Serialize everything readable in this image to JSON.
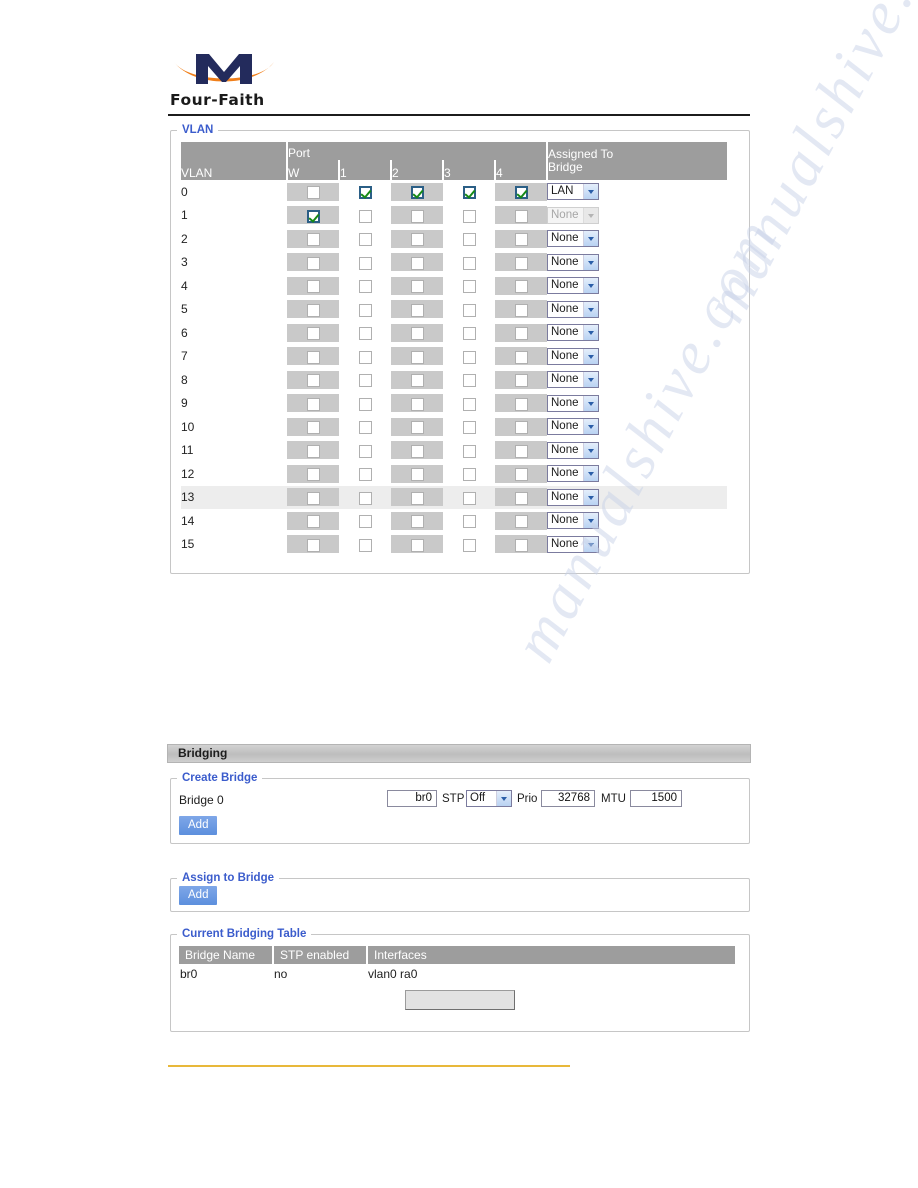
{
  "brand": {
    "name": "Four-Faith",
    "logo_icon": "four-faith-logo-icon"
  },
  "vlan": {
    "legend": "VLAN",
    "headers": {
      "vlan": "VLAN",
      "port_group": "Port",
      "ports": [
        "W",
        "1",
        "2",
        "3",
        "4"
      ],
      "assigned_to_bridge": "Assigned To Bridge",
      "assigned_to_bridge_line1": "Assigned To",
      "assigned_to_bridge_line2": "Bridge"
    },
    "rows": [
      {
        "vlan": "0",
        "ports": [
          false,
          true,
          true,
          true,
          true
        ],
        "bridge": "LAN",
        "disabled": false,
        "highlight": false
      },
      {
        "vlan": "1",
        "ports": [
          true,
          false,
          false,
          false,
          false
        ],
        "bridge": "None",
        "disabled": true,
        "highlight": false
      },
      {
        "vlan": "2",
        "ports": [
          false,
          false,
          false,
          false,
          false
        ],
        "bridge": "None",
        "disabled": false,
        "highlight": false
      },
      {
        "vlan": "3",
        "ports": [
          false,
          false,
          false,
          false,
          false
        ],
        "bridge": "None",
        "disabled": false,
        "highlight": false
      },
      {
        "vlan": "4",
        "ports": [
          false,
          false,
          false,
          false,
          false
        ],
        "bridge": "None",
        "disabled": false,
        "highlight": false
      },
      {
        "vlan": "5",
        "ports": [
          false,
          false,
          false,
          false,
          false
        ],
        "bridge": "None",
        "disabled": false,
        "highlight": false
      },
      {
        "vlan": "6",
        "ports": [
          false,
          false,
          false,
          false,
          false
        ],
        "bridge": "None",
        "disabled": false,
        "highlight": false
      },
      {
        "vlan": "7",
        "ports": [
          false,
          false,
          false,
          false,
          false
        ],
        "bridge": "None",
        "disabled": false,
        "highlight": false
      },
      {
        "vlan": "8",
        "ports": [
          false,
          false,
          false,
          false,
          false
        ],
        "bridge": "None",
        "disabled": false,
        "highlight": false
      },
      {
        "vlan": "9",
        "ports": [
          false,
          false,
          false,
          false,
          false
        ],
        "bridge": "None",
        "disabled": false,
        "highlight": false
      },
      {
        "vlan": "10",
        "ports": [
          false,
          false,
          false,
          false,
          false
        ],
        "bridge": "None",
        "disabled": false,
        "highlight": false
      },
      {
        "vlan": "11",
        "ports": [
          false,
          false,
          false,
          false,
          false
        ],
        "bridge": "None",
        "disabled": false,
        "highlight": false
      },
      {
        "vlan": "12",
        "ports": [
          false,
          false,
          false,
          false,
          false
        ],
        "bridge": "None",
        "disabled": false,
        "highlight": false
      },
      {
        "vlan": "13",
        "ports": [
          false,
          false,
          false,
          false,
          false
        ],
        "bridge": "None",
        "disabled": false,
        "highlight": true
      },
      {
        "vlan": "14",
        "ports": [
          false,
          false,
          false,
          false,
          false
        ],
        "bridge": "None",
        "disabled": false,
        "highlight": false
      },
      {
        "vlan": "15",
        "ports": [
          false,
          false,
          false,
          false,
          false
        ],
        "bridge": "None",
        "disabled": false,
        "highlight": false
      }
    ]
  },
  "bridging": {
    "section_title": "Bridging",
    "create_bridge": {
      "legend": "Create Bridge",
      "bridge_label": "Bridge 0",
      "name_value": "br0",
      "stp_label": "STP",
      "stp_value": "Off",
      "prio_label": "Prio",
      "prio_value": "32768",
      "mtu_label": "MTU",
      "mtu_value": "1500",
      "add_label": "Add"
    },
    "assign_to_bridge": {
      "legend": "Assign to Bridge",
      "add_label": "Add"
    },
    "current_table": {
      "legend": "Current Bridging Table",
      "headers": [
        "Bridge Name",
        "STP enabled",
        "Interfaces"
      ],
      "rows": [
        {
          "bridge_name": "br0",
          "stp_enabled": "no",
          "interfaces": "vlan0 ra0"
        }
      ],
      "action_label": ""
    }
  },
  "watermark": {
    "line1": "manualshive.com",
    "line2": "manualshive.com"
  },
  "colors": {
    "legend_blue": "#3b5ccc",
    "header_grey": "#9d9d9d",
    "checkbox_check_green": "#168a16",
    "add_button_blue": "#5c8fdd",
    "footer_rule_gold": "#e8b83a",
    "logo_navy": "#232b5c",
    "logo_orange": "#f07f1a"
  }
}
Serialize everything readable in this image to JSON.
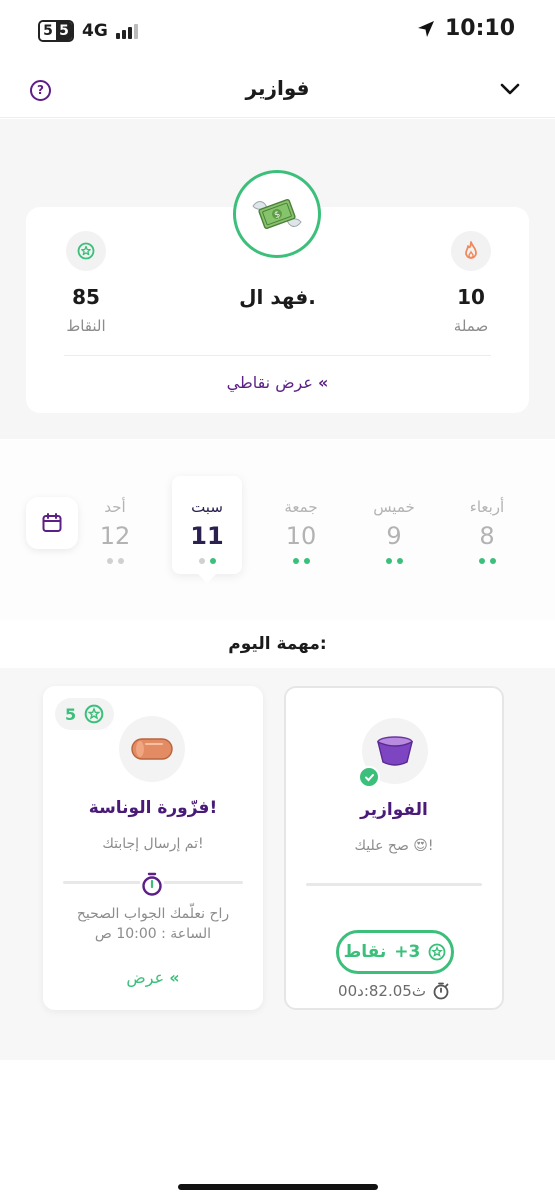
{
  "status_bar": {
    "sim_badge": [
      "5",
      "5"
    ],
    "network": "4G",
    "time": "10:10"
  },
  "nav": {
    "title": "فوازير",
    "help_icon": "?"
  },
  "profile": {
    "name": "فهد ال.",
    "points_value": "85",
    "points_label": "النقاط",
    "streak_value": "10",
    "streak_label": "صملة",
    "view_points_label": "عرض نقاطي",
    "view_points_arrow": "«"
  },
  "days": [
    {
      "name": "أحد",
      "num": "12",
      "dots": [
        "grey",
        "grey"
      ]
    },
    {
      "name": "سبت",
      "num": "11",
      "dots": [
        "grey",
        "green"
      ],
      "selected": true
    },
    {
      "name": "جمعة",
      "num": "10",
      "dots": [
        "green",
        "green"
      ]
    },
    {
      "name": "خميس",
      "num": "9",
      "dots": [
        "green",
        "green"
      ]
    },
    {
      "name": "أربعاء",
      "num": "8",
      "dots": [
        "green",
        "green"
      ]
    }
  ],
  "today": {
    "title": "مهمة اليوم:"
  },
  "tasks": {
    "done": {
      "name": "الفوازير",
      "subtitle": "صح عليك 😍!",
      "points_label": "نقاط",
      "points_value": "+3",
      "time_taken": "ث82.05:د00"
    },
    "pending": {
      "name": "فزّورة الوناسة!",
      "subtitle": "تم إرسال إجابتك!",
      "reveal_line1": "راح نعلّمك الجواب الصحيح",
      "reveal_line2": "الساعة : 10:00 ص",
      "view_label": "عرض",
      "view_arrow": "«",
      "score": "5"
    }
  },
  "colors": {
    "accent_green": "#3bbf7a",
    "accent_purple": "#5b1f86",
    "flame": "#f08a5d"
  }
}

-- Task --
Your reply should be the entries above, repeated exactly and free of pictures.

-- Reply --
Serialize everything readable in this image to JSON.
{
  "brand": {
    "name": "Four-Faith",
    "logo_icon": "four-faith-logo-icon"
  },
  "vlan": {
    "legend": "VLAN",
    "headers": {
      "vlan": "VLAN",
      "port_group": "Port",
      "ports": [
        "W",
        "1",
        "2",
        "3",
        "4"
      ],
      "assigned_to_bridge": "Assigned To Bridge",
      "assigned_to_bridge_line1": "Assigned To",
      "assigned_to_bridge_line2": "Bridge"
    },
    "rows": [
      {
        "vlan": "0",
        "ports": [
          false,
          true,
          true,
          true,
          true
        ],
        "bridge": "LAN",
        "disabled": false,
        "highlight": false
      },
      {
        "vlan": "1",
        "ports": [
          true,
          false,
          false,
          false,
          false
        ],
        "bridge": "None",
        "disabled": true,
        "highlight": false
      },
      {
        "vlan": "2",
        "ports": [
          false,
          false,
          false,
          false,
          false
        ],
        "bridge": "None",
        "disabled": false,
        "highlight": false
      },
      {
        "vlan": "3",
        "ports": [
          false,
          false,
          false,
          false,
          false
        ],
        "bridge": "None",
        "disabled": false,
        "highlight": false
      },
      {
        "vlan": "4",
        "ports": [
          false,
          false,
          false,
          false,
          false
        ],
        "bridge": "None",
        "disabled": false,
        "highlight": false
      },
      {
        "vlan": "5",
        "ports": [
          false,
          false,
          false,
          false,
          false
        ],
        "bridge": "None",
        "disabled": false,
        "highlight": false
      },
      {
        "vlan": "6",
        "ports": [
          false,
          false,
          false,
          false,
          false
        ],
        "bridge": "None",
        "disabled": false,
        "highlight": false
      },
      {
        "vlan": "7",
        "ports": [
          false,
          false,
          false,
          false,
          false
        ],
        "bridge": "None",
        "disabled": false,
        "highlight": false
      },
      {
        "vlan": "8",
        "ports": [
          false,
          false,
          false,
          false,
          false
        ],
        "bridge": "None",
        "disabled": false,
        "highlight": false
      },
      {
        "vlan": "9",
        "ports": [
          false,
          false,
          false,
          false,
          false
        ],
        "bridge": "None",
        "disabled": false,
        "highlight": false
      },
      {
        "vlan": "10",
        "ports": [
          false,
          false,
          false,
          false,
          false
        ],
        "bridge": "None",
        "disabled": false,
        "highlight": false
      },
      {
        "vlan": "11",
        "ports": [
          false,
          false,
          false,
          false,
          false
        ],
        "bridge": "None",
        "disabled": false,
        "highlight": false
      },
      {
        "vlan": "12",
        "ports": [
          false,
          false,
          false,
          false,
          false
        ],
        "bridge": "None",
        "disabled": false,
        "highlight": false
      },
      {
        "vlan": "13",
        "ports": [
          false,
          false,
          false,
          false,
          false
        ],
        "bridge": "None",
        "disabled": false,
        "highlight": true
      },
      {
        "vlan": "14",
        "ports": [
          false,
          false,
          false,
          false,
          false
        ],
        "bridge": "None",
        "disabled": false,
        "highlight": false
      },
      {
        "vlan": "15",
        "ports": [
          false,
          false,
          false,
          false,
          false
        ],
        "bridge": "None",
        "disabled": false,
        "highlight": false
      }
    ]
  },
  "bridging": {
    "section_title": "Bridging",
    "create_bridge": {
      "legend": "Create Bridge",
      "bridge_label": "Bridge 0",
      "name_value": "br0",
      "stp_label": "STP",
      "stp_value": "Off",
      "prio_label": "Prio",
      "prio_value": "32768",
      "mtu_label": "MTU",
      "mtu_value": "1500",
      "add_label": "Add"
    },
    "assign_to_bridge": {
      "legend": "Assign to Bridge",
      "add_label": "Add"
    },
    "current_table": {
      "legend": "Current Bridging Table",
      "headers": [
        "Bridge Name",
        "STP enabled",
        "Interfaces"
      ],
      "rows": [
        {
          "bridge_name": "br0",
          "stp_enabled": "no",
          "interfaces": "vlan0 ra0"
        }
      ],
      "action_label": ""
    }
  },
  "watermark": {
    "line1": "manualshive.com",
    "line2": "manualshive.com"
  },
  "colors": {
    "legend_blue": "#3b5ccc",
    "header_grey": "#9d9d9d",
    "checkbox_check_green": "#168a16",
    "add_button_blue": "#5c8fdd",
    "footer_rule_gold": "#e8b83a",
    "logo_navy": "#232b5c",
    "logo_orange": "#f07f1a"
  }
}
Serialize everything readable in this image to JSON.
{
  "status_bar": {
    "sim_badge": [
      "5",
      "5"
    ],
    "network": "4G",
    "time": "10:10"
  },
  "nav": {
    "title": "فوازير",
    "help_icon": "?"
  },
  "profile": {
    "name": "فهد ال.",
    "points_value": "85",
    "points_label": "النقاط",
    "streak_value": "10",
    "streak_label": "صملة",
    "view_points_label": "عرض نقاطي",
    "view_points_arrow": "«"
  },
  "days": [
    {
      "name": "أحد",
      "num": "12",
      "dots": [
        "grey",
        "grey"
      ]
    },
    {
      "name": "سبت",
      "num": "11",
      "dots": [
        "grey",
        "green"
      ],
      "selected": true
    },
    {
      "name": "جمعة",
      "num": "10",
      "dots": [
        "green",
        "green"
      ]
    },
    {
      "name": "خميس",
      "num": "9",
      "dots": [
        "green",
        "green"
      ]
    },
    {
      "name": "أربعاء",
      "num": "8",
      "dots": [
        "green",
        "green"
      ]
    }
  ],
  "today": {
    "title": "مهمة اليوم:"
  },
  "tasks": {
    "done": {
      "name": "الفوازير",
      "subtitle": "صح عليك 😍!",
      "points_label": "نقاط",
      "points_value": "+3",
      "time_taken": "ث82.05:د00"
    },
    "pending": {
      "name": "فزّورة الوناسة!",
      "subtitle": "تم إرسال إجابتك!",
      "reveal_line1": "راح نعلّمك الجواب الصحيح",
      "reveal_line2": "الساعة : 10:00 ص",
      "view_label": "عرض",
      "view_arrow": "«",
      "score": "5"
    }
  },
  "colors": {
    "accent_green": "#3bbf7a",
    "accent_purple": "#5b1f86",
    "flame": "#f08a5d"
  }
}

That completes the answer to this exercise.